Task statement
Pick every line out of the entries below that holds the string "content", and report them.

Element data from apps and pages
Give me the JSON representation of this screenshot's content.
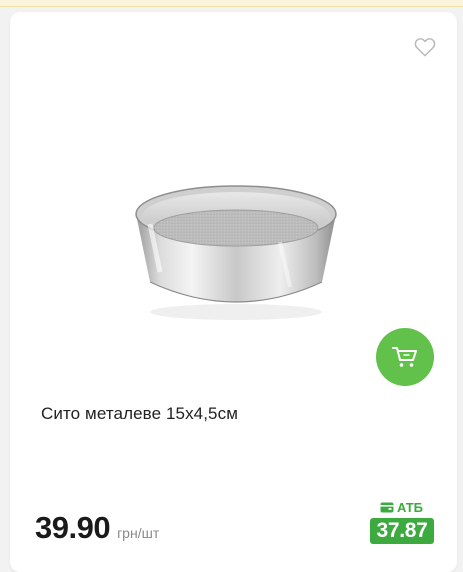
{
  "product": {
    "title": "Сито металеве 15х4,5см",
    "price": "39.90",
    "unit": "грн/шт",
    "loyalty_label": "АТБ",
    "loyalty_price": "37.87"
  },
  "icons": {
    "favorite": "heart-icon",
    "cart": "cart-icon",
    "loyalty": "wallet-icon"
  },
  "colors": {
    "accent": "#62c14a",
    "loyalty": "#3daa3f"
  }
}
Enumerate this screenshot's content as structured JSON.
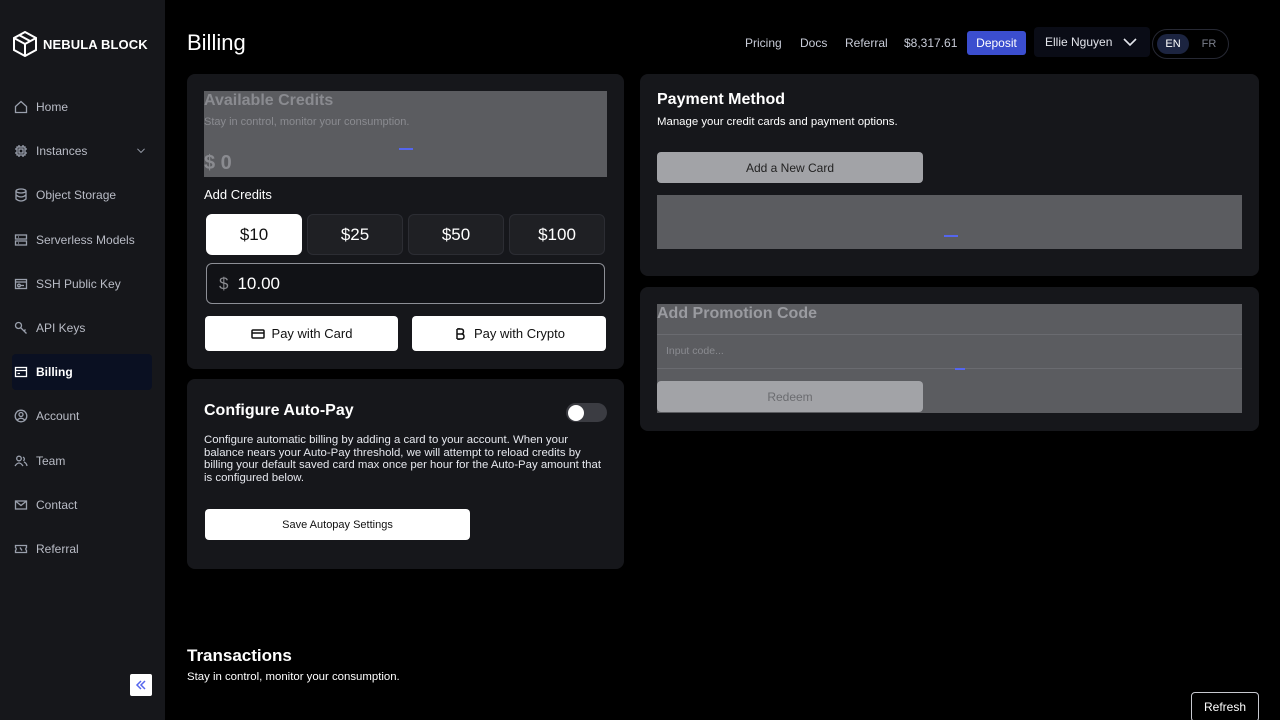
{
  "brand": {
    "name": "NEBULA BLOCK"
  },
  "sidebar": {
    "items": [
      {
        "label": "Home",
        "icon": "home-icon"
      },
      {
        "label": "Instances",
        "icon": "cpu-icon"
      },
      {
        "label": "Object Storage",
        "icon": "database-icon"
      },
      {
        "label": "Serverless Models",
        "icon": "server-icon"
      },
      {
        "label": "SSH Public Key",
        "icon": "key-box-icon"
      },
      {
        "label": "API Keys",
        "icon": "key-icon"
      },
      {
        "label": "Billing",
        "icon": "billing-icon"
      },
      {
        "label": "Account",
        "icon": "user-circle-icon"
      },
      {
        "label": "Team",
        "icon": "team-icon"
      },
      {
        "label": "Contact",
        "icon": "mail-icon"
      },
      {
        "label": "Referral",
        "icon": "ticket-icon"
      }
    ],
    "active": "Billing"
  },
  "header": {
    "title": "Billing",
    "links": [
      "Pricing",
      "Docs",
      "Referral"
    ],
    "balance": "$8,317.61",
    "deposit_label": "Deposit",
    "user_name": "Ellie Nguyen",
    "languages": [
      "EN",
      "FR"
    ],
    "active_language": "EN"
  },
  "credits": {
    "title": "Available Credits",
    "subtitle": "Stay in control, monitor your consumption.",
    "amount": "$ 0",
    "add_label": "Add Credits",
    "presets": [
      "$10",
      "$25",
      "$50",
      "$100"
    ],
    "selected_preset": "$10",
    "currency_symbol": "$",
    "input_value": "10.00",
    "pay_card_label": "Pay with Card",
    "pay_crypto_label": "Pay with Crypto"
  },
  "autopay": {
    "title": "Configure Auto-Pay",
    "enabled": false,
    "description": "Configure automatic billing by adding a card to your account. When your balance nears your Auto-Pay threshold, we will attempt to reload credits by billing your default saved card max once per hour for the Auto-Pay amount that is configured below.",
    "save_label": "Save Autopay Settings"
  },
  "payment": {
    "title": "Payment Method",
    "subtitle": "Manage your credit cards and payment options.",
    "add_card_label": "Add a New Card"
  },
  "promo": {
    "title": "Add Promotion Code",
    "placeholder": "Input code...",
    "redeem_label": "Redeem"
  },
  "transactions": {
    "title": "Transactions",
    "subtitle": "Stay in control, monitor your consumption.",
    "refresh_label": "Refresh"
  },
  "colors": {
    "accent": "#3b4ecf",
    "background": "#000000",
    "card": "#16171b"
  }
}
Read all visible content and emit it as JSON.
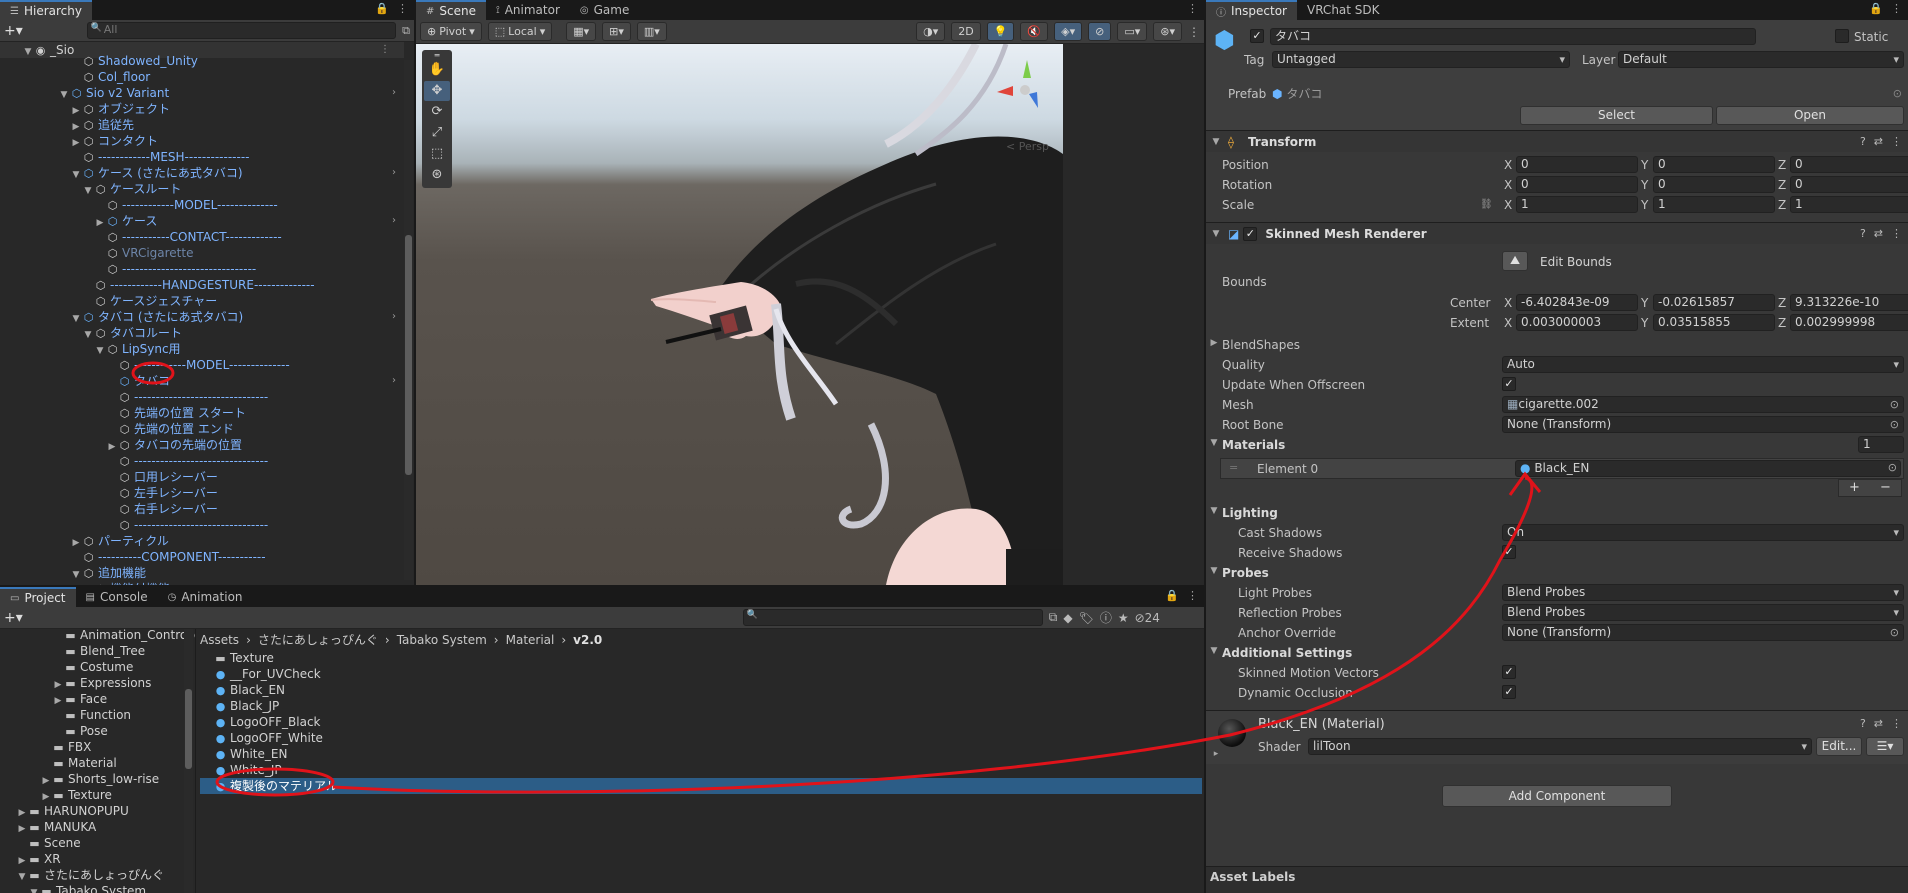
{
  "hierarchy": {
    "tab": "Hierarchy",
    "search_placeholder": "All",
    "root": "_Sio",
    "rows": [
      {
        "label": "Shadowed_Unity",
        "indent": 5,
        "icon": "go",
        "style": "blue",
        "arrow": ""
      },
      {
        "label": "Col_floor",
        "indent": 5,
        "icon": "go",
        "style": "blue",
        "arrow": ""
      },
      {
        "label": "Sio v2 Variant",
        "indent": 4,
        "icon": "pf",
        "style": "blue",
        "arrow": "down",
        "chev": true
      },
      {
        "label": "オブジェクト",
        "indent": 5,
        "icon": "go",
        "style": "blue",
        "arrow": "right"
      },
      {
        "label": "追従先",
        "indent": 5,
        "icon": "go",
        "style": "blue",
        "arrow": "right"
      },
      {
        "label": "コンタクト",
        "indent": 5,
        "icon": "go",
        "style": "blue",
        "arrow": "right"
      },
      {
        "label": "------------MESH---------------",
        "indent": 5,
        "icon": "go",
        "style": "blue",
        "arrow": ""
      },
      {
        "label": "ケース (さたにあ式タバコ)",
        "indent": 5,
        "icon": "pf",
        "style": "blue",
        "arrow": "down",
        "chev": true
      },
      {
        "label": "ケースルート",
        "indent": 6,
        "icon": "go",
        "style": "blue",
        "arrow": "down"
      },
      {
        "label": "------------MODEL--------------",
        "indent": 7,
        "icon": "go",
        "style": "blue",
        "arrow": ""
      },
      {
        "label": "ケース",
        "indent": 7,
        "icon": "pf",
        "style": "blue",
        "arrow": "right",
        "chev": true
      },
      {
        "label": "-----------CONTACT-------------",
        "indent": 7,
        "icon": "go",
        "style": "blue",
        "arrow": ""
      },
      {
        "label": "VRCigarette",
        "indent": 7,
        "icon": "go",
        "style": "dim",
        "arrow": ""
      },
      {
        "label": "-------------------------------",
        "indent": 7,
        "icon": "go",
        "style": "blue",
        "arrow": ""
      },
      {
        "label": "------------HANDGESTURE--------------",
        "indent": 6,
        "icon": "go",
        "style": "blue",
        "arrow": ""
      },
      {
        "label": "ケースジェスチャー",
        "indent": 6,
        "icon": "go",
        "style": "blue",
        "arrow": ""
      },
      {
        "label": "タバコ (さたにあ式タバコ)",
        "indent": 5,
        "icon": "pf",
        "style": "blue",
        "arrow": "down",
        "chev": true
      },
      {
        "label": "タバコルート",
        "indent": 6,
        "icon": "go",
        "style": "blue",
        "arrow": "down"
      },
      {
        "label": "LipSync用",
        "indent": 7,
        "icon": "go",
        "style": "blue",
        "arrow": "down"
      },
      {
        "label": "------------MODEL--------------",
        "indent": 8,
        "icon": "go",
        "style": "blue",
        "arrow": ""
      },
      {
        "label": "タバコ",
        "indent": 8,
        "icon": "pf",
        "style": "blue",
        "arrow": "",
        "chev": true,
        "selected": true
      },
      {
        "label": "-------------------------------",
        "indent": 8,
        "icon": "go",
        "style": "blue",
        "arrow": ""
      },
      {
        "label": "先端の位置 スタート",
        "indent": 8,
        "icon": "go",
        "style": "blue",
        "arrow": ""
      },
      {
        "label": "先端の位置 エンド",
        "indent": 8,
        "icon": "go",
        "style": "blue",
        "arrow": ""
      },
      {
        "label": "タバコの先端の位置",
        "indent": 8,
        "icon": "go",
        "style": "blue",
        "arrow": "right"
      },
      {
        "label": "-------------------------------",
        "indent": 8,
        "icon": "go",
        "style": "blue",
        "arrow": ""
      },
      {
        "label": "口用レシーバー",
        "indent": 8,
        "icon": "go",
        "style": "blue",
        "arrow": ""
      },
      {
        "label": "左手レシーバー",
        "indent": 8,
        "icon": "go",
        "style": "blue",
        "arrow": ""
      },
      {
        "label": "右手レシーバー",
        "indent": 8,
        "icon": "go",
        "style": "blue",
        "arrow": ""
      },
      {
        "label": "-------------------------------",
        "indent": 8,
        "icon": "go",
        "style": "blue",
        "arrow": ""
      },
      {
        "label": "パーティクル",
        "indent": 5,
        "icon": "go",
        "style": "blue",
        "arrow": "right"
      },
      {
        "label": "----------COMPONENT-----------",
        "indent": 5,
        "icon": "go",
        "style": "blue",
        "arrow": ""
      },
      {
        "label": "追加機能",
        "indent": 5,
        "icon": "go",
        "style": "blue",
        "arrow": "down"
      },
      {
        "label": "機能付機能",
        "indent": 6,
        "icon": "go",
        "style": "blue",
        "arrow": ""
      }
    ]
  },
  "scene": {
    "tabs": [
      "Scene",
      "Animator",
      "Game"
    ],
    "pivot": "Pivot",
    "local": "Local",
    "mode_2d": "2D",
    "persp": "< Persp"
  },
  "project": {
    "tabs": [
      "Project",
      "Console",
      "Animation"
    ],
    "count": "24",
    "tree": [
      {
        "label": "Animation_Controller",
        "indent": 4,
        "arrow": ""
      },
      {
        "label": "Blend_Tree",
        "indent": 4,
        "arrow": ""
      },
      {
        "label": "Costume",
        "indent": 4,
        "arrow": ""
      },
      {
        "label": "Expressions",
        "indent": 4,
        "arrow": "right"
      },
      {
        "label": "Face",
        "indent": 4,
        "arrow": "right"
      },
      {
        "label": "Function",
        "indent": 4,
        "arrow": ""
      },
      {
        "label": "Pose",
        "indent": 4,
        "arrow": ""
      },
      {
        "label": "FBX",
        "indent": 3,
        "arrow": ""
      },
      {
        "label": "Material",
        "indent": 3,
        "arrow": ""
      },
      {
        "label": "Shorts_low-rise",
        "indent": 3,
        "arrow": "right"
      },
      {
        "label": "Texture",
        "indent": 3,
        "arrow": "right"
      },
      {
        "label": "HARUNOPUPU",
        "indent": 1,
        "arrow": "right"
      },
      {
        "label": "MANUKA",
        "indent": 1,
        "arrow": "right"
      },
      {
        "label": "Scene",
        "indent": 1,
        "arrow": ""
      },
      {
        "label": "XR",
        "indent": 1,
        "arrow": "right"
      },
      {
        "label": "さたにあしょっぴんぐ",
        "indent": 1,
        "arrow": "down"
      },
      {
        "label": "Tabako System",
        "indent": 2,
        "arrow": "down"
      }
    ],
    "breadcrumb": [
      "Assets",
      "さたにあしょっぴんぐ",
      "Tabako System",
      "Material",
      "v2.0"
    ],
    "files": [
      {
        "label": "Texture",
        "icon": "folder"
      },
      {
        "label": "__For_UVCheck",
        "icon": "mat"
      },
      {
        "label": "Black_EN",
        "icon": "mat"
      },
      {
        "label": "Black_JP",
        "icon": "mat"
      },
      {
        "label": "LogoOFF_Black",
        "icon": "mat"
      },
      {
        "label": "LogoOFF_White",
        "icon": "mat"
      },
      {
        "label": "White_EN",
        "icon": "mat"
      },
      {
        "label": "White_JP",
        "icon": "mat"
      },
      {
        "label": "複製後のマテリアル",
        "icon": "mat",
        "selected": true
      }
    ]
  },
  "inspector": {
    "tabs": [
      "Inspector",
      "VRChat SDK"
    ],
    "object_name": "タバコ",
    "static_label": "Static",
    "tag_label": "Tag",
    "tag_value": "Untagged",
    "layer_label": "Layer",
    "layer_value": "Default",
    "prefab_label": "Prefab",
    "prefab_value": "タバコ",
    "select_btn": "Select",
    "open_btn": "Open",
    "transform": {
      "title": "Transform",
      "position_label": "Position",
      "rotation_label": "Rotation",
      "scale_label": "Scale",
      "position": [
        "0",
        "0",
        "0"
      ],
      "rotation": [
        "0",
        "0",
        "0"
      ],
      "scale": [
        "1",
        "1",
        "1"
      ]
    },
    "smr": {
      "title": "Skinned Mesh Renderer",
      "edit_bounds": "Edit Bounds",
      "bounds_label": "Bounds",
      "center_label": "Center",
      "extent_label": "Extent",
      "center": [
        "-6.402843e-09",
        "-0.02615857",
        "9.313226e-10"
      ],
      "extent": [
        "0.003000003",
        "0.03515855",
        "0.002999998"
      ],
      "blendshapes": "BlendShapes",
      "quality_label": "Quality",
      "quality_value": "Auto",
      "update_offscreen": "Update When Offscreen",
      "mesh_label": "Mesh",
      "mesh_value": "cigarette.002",
      "root_bone_label": "Root Bone",
      "root_bone_value": "None (Transform)",
      "materials_label": "Materials",
      "materials_count": "1",
      "element0_label": "Element 0",
      "element0_value": "Black_EN",
      "lighting_label": "Lighting",
      "cast_shadows_label": "Cast Shadows",
      "cast_shadows_value": "On",
      "receive_shadows_label": "Receive Shadows",
      "probes_label": "Probes",
      "light_probes_label": "Light Probes",
      "light_probes_value": "Blend Probes",
      "reflection_probes_label": "Reflection Probes",
      "reflection_probes_value": "Blend Probes",
      "anchor_override_label": "Anchor Override",
      "anchor_override_value": "None (Transform)",
      "additional_label": "Additional Settings",
      "skinned_motion_label": "Skinned Motion Vectors",
      "dynamic_occlusion_label": "Dynamic Occlusion"
    },
    "material": {
      "title": "Black_EN (Material)",
      "shader_label": "Shader",
      "shader_value": "lilToon",
      "edit_btn": "Edit..."
    },
    "add_component": "Add Component",
    "asset_labels": "Asset Labels"
  },
  "colors": {
    "accent": "#3a79bb",
    "selection": "#2c5d87",
    "annotation": "#e0131a"
  }
}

Problem solution
Give me the JSON representation of this screenshot's content.
Enumerate this screenshot's content as structured JSON.
Read all visible content and emit it as JSON.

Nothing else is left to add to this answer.